Somalia – Obsolete laws used to persecute two detained journalists

Published: May 19, 2014

rsfReporters Without Borders condemns the unfairness of the proceedings to which Yusuf Abdi Gabobe, the owner and founder of the newspaper Haatuf, and Ahmed Ali Egeh, the editor of its Somali-language version, are being subjected in Hargeisa, the capital of the breakaway northwestern territory of Somaliland.

Gabobe and Egeh

Gabobe and Egeh have been held since 10 May, when they were arrested and appeared in court for allegedly libelling two government ministers, while the newspaper has been closed since 7 April.

“We call on the authorities to drop all the charges against Gabobe and Egeh and to end this sham trial, which reflects a poorly concealed desire to intimidate Somaliland’s media,” said Cléa Kahn-Sriber, the head of the Reporters Without Borders Africa desk.

“The proceedings against these two journalists violate Somaliland’s own laws, especially the 2004 press law, which decriminalizes media offences and which, according to the Somaliland constitution, takes precedence over Somalia’s penal code. This judicial farce is compounded by a conflict of interest, since the two government ministers named in the offending article are so far the only people to have testified.”

Kahn-Sriber added: “To cap it all, the courtroom was occupied solely by supporters of the two ministers, who insulted and intimidated the journalists. All these circumstances undermine the Somaliland government’s credibility and may help to explain why it finds it so hard to win the international community’s confidence.”

Immediately after their arrest on 10 May, Gabobe and Egeh were brought before the court for a hearing lasting several hours, during which they were charged with making false accusations, subversive propaganda, publishing false or tendentious information liable to endanger public order, and insulting officials.

During the hearing, the lawyers for the plaintiffs demanded the application of five articles of Somalia’s 1960 penal code to the 11 charges rather than Somaliland’s 2004 media law (Media Act No. 27), which decriminalized media offences and which is clearly the applicable law.

A request for the conditional release of Gabobe and Egeh was denied during the 10 May hearing, despite the objections of their lawyers.

The policeclosed the Hargeisa-based Haatuf when they raided it on 7 April in response to the offending article about the two ministers. Unfortunately, such an act of censorship is not isolated in Somaliland.

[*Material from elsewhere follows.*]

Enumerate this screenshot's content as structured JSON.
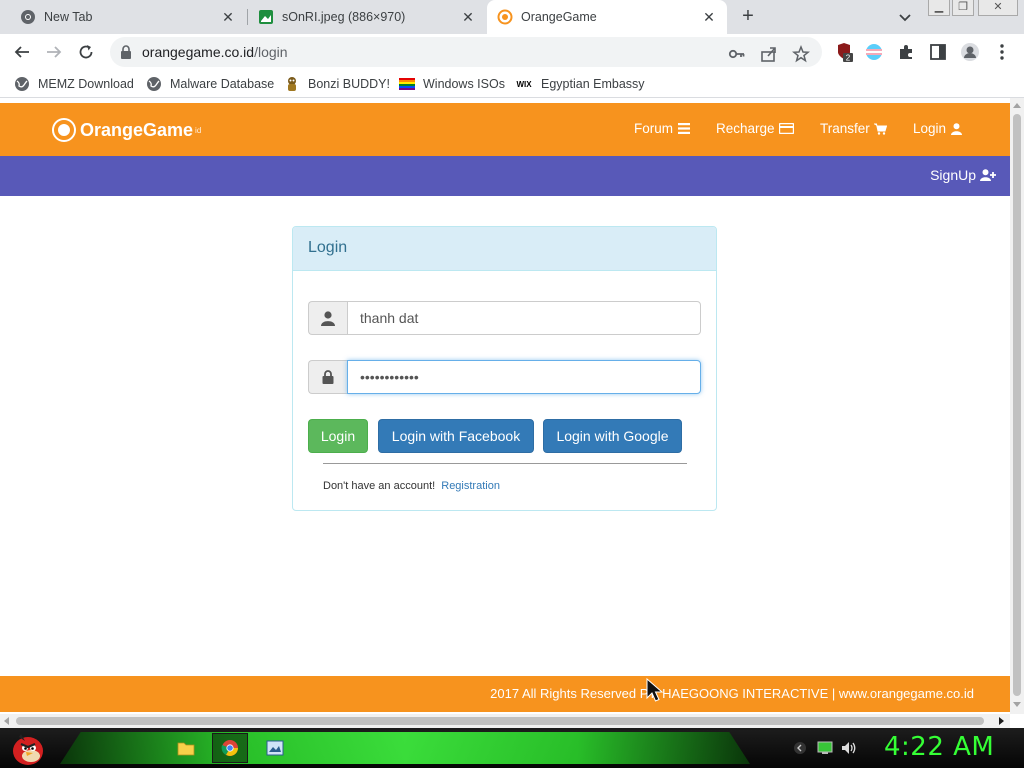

Somalia is ranked 176th out of 180 countries in the 2014 Reporters Without Borders press freedom index.

Leave a comment

Your email address will not be published. Required fields are marked *